> _Problem statement_: Everything in the data except the pictures belongs in your answer, copied exactly.

> _Listed entries_:
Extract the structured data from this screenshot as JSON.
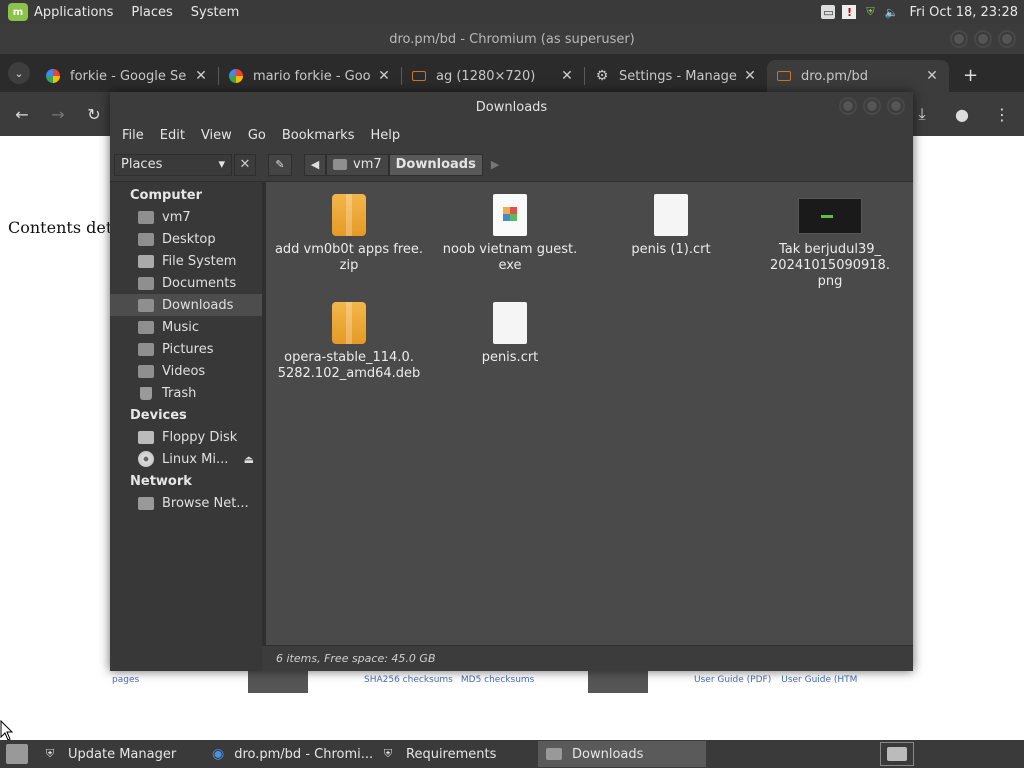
{
  "top_panel": {
    "menus": [
      "Applications",
      "Places",
      "System"
    ],
    "clock": "Fri Oct 18, 23:28"
  },
  "chromium": {
    "window_title": "dro.pm/bd - Chromium (as superuser)",
    "tabs": [
      {
        "label": "forkie - Google Se",
        "favicon": "google-icon"
      },
      {
        "label": "mario forkie - Goo",
        "favicon": "google-icon"
      },
      {
        "label": "ag (1280×720)",
        "favicon": "folder-icon"
      },
      {
        "label": "Settings - Manage",
        "favicon": "gear-icon"
      },
      {
        "label": "dro.pm/bd",
        "favicon": "folder-icon"
      }
    ],
    "page": {
      "contents_text": "Contents detec",
      "bottom_links": {
        "left": "pages",
        "sha256": "SHA256 checksums",
        "md5": "MD5 checksums",
        "guide_pdf": "User Guide (PDF)",
        "guide_html": "User Guide (HTM"
      }
    }
  },
  "file_manager": {
    "window_title": "Downloads",
    "menu": [
      "File",
      "Edit",
      "View",
      "Go",
      "Bookmarks",
      "Help"
    ],
    "places_selector": "Places",
    "breadcrumbs": [
      "vm7",
      "Downloads"
    ],
    "sidebar": {
      "computer": {
        "heading": "Computer",
        "items": [
          "vm7",
          "Desktop",
          "File System",
          "Documents",
          "Downloads",
          "Music",
          "Pictures",
          "Videos",
          "Trash"
        ]
      },
      "devices": {
        "heading": "Devices",
        "items": [
          "Floppy Disk",
          "Linux Mi..."
        ]
      },
      "network": {
        "heading": "Network",
        "items": [
          "Browse Net..."
        ]
      }
    },
    "files": [
      {
        "name": "add vm0b0t apps free.\nzip",
        "type": "zip"
      },
      {
        "name": "noob vietnam guest.\nexe",
        "type": "exe"
      },
      {
        "name": "penis (1).crt",
        "type": "doc"
      },
      {
        "name": "Tak berjudul39_\n20241015090918.\npng",
        "type": "img"
      },
      {
        "name": "opera-stable_114.0.\n5282.102_amd64.deb",
        "type": "zip"
      },
      {
        "name": "penis.crt",
        "type": "doc"
      }
    ],
    "status": "6 items, Free space: 45.0 GB"
  },
  "taskbar": {
    "tasks": [
      "Update Manager",
      "dro.pm/bd - Chromi...",
      "Requirements",
      "Downloads"
    ]
  }
}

> _Task response_:
Extract the structured data from this screenshot as JSON.
{
  "top_panel": {
    "menus": [
      "Applications",
      "Places",
      "System"
    ],
    "clock": "Fri Oct 18, 23:28"
  },
  "chromium": {
    "window_title": "dro.pm/bd - Chromium (as superuser)",
    "tabs": [
      {
        "label": "forkie - Google Se",
        "favicon": "google-icon"
      },
      {
        "label": "mario forkie - Goo",
        "favicon": "google-icon"
      },
      {
        "label": "ag (1280×720)",
        "favicon": "folder-icon"
      },
      {
        "label": "Settings - Manage",
        "favicon": "gear-icon"
      },
      {
        "label": "dro.pm/bd",
        "favicon": "folder-icon"
      }
    ],
    "page": {
      "contents_text": "Contents detec",
      "bottom_links": {
        "left": "pages",
        "sha256": "SHA256 checksums",
        "md5": "MD5 checksums",
        "guide_pdf": "User Guide (PDF)",
        "guide_html": "User Guide (HTM"
      }
    }
  },
  "file_manager": {
    "window_title": "Downloads",
    "menu": [
      "File",
      "Edit",
      "View",
      "Go",
      "Bookmarks",
      "Help"
    ],
    "places_selector": "Places",
    "breadcrumbs": [
      "vm7",
      "Downloads"
    ],
    "sidebar": {
      "computer": {
        "heading": "Computer",
        "items": [
          "vm7",
          "Desktop",
          "File System",
          "Documents",
          "Downloads",
          "Music",
          "Pictures",
          "Videos",
          "Trash"
        ]
      },
      "devices": {
        "heading": "Devices",
        "items": [
          "Floppy Disk",
          "Linux Mi..."
        ]
      },
      "network": {
        "heading": "Network",
        "items": [
          "Browse Net..."
        ]
      }
    },
    "files": [
      {
        "name": "add vm0b0t apps free.\nzip",
        "type": "zip"
      },
      {
        "name": "noob vietnam guest.\nexe",
        "type": "exe"
      },
      {
        "name": "penis (1).crt",
        "type": "doc"
      },
      {
        "name": "Tak berjudul39_\n20241015090918.\npng",
        "type": "img"
      },
      {
        "name": "opera-stable_114.0.\n5282.102_amd64.deb",
        "type": "zip"
      },
      {
        "name": "penis.crt",
        "type": "doc"
      }
    ],
    "status": "6 items, Free space: 45.0 GB"
  },
  "taskbar": {
    "tasks": [
      "Update Manager",
      "dro.pm/bd - Chromi...",
      "Requirements",
      "Downloads"
    ]
  }
}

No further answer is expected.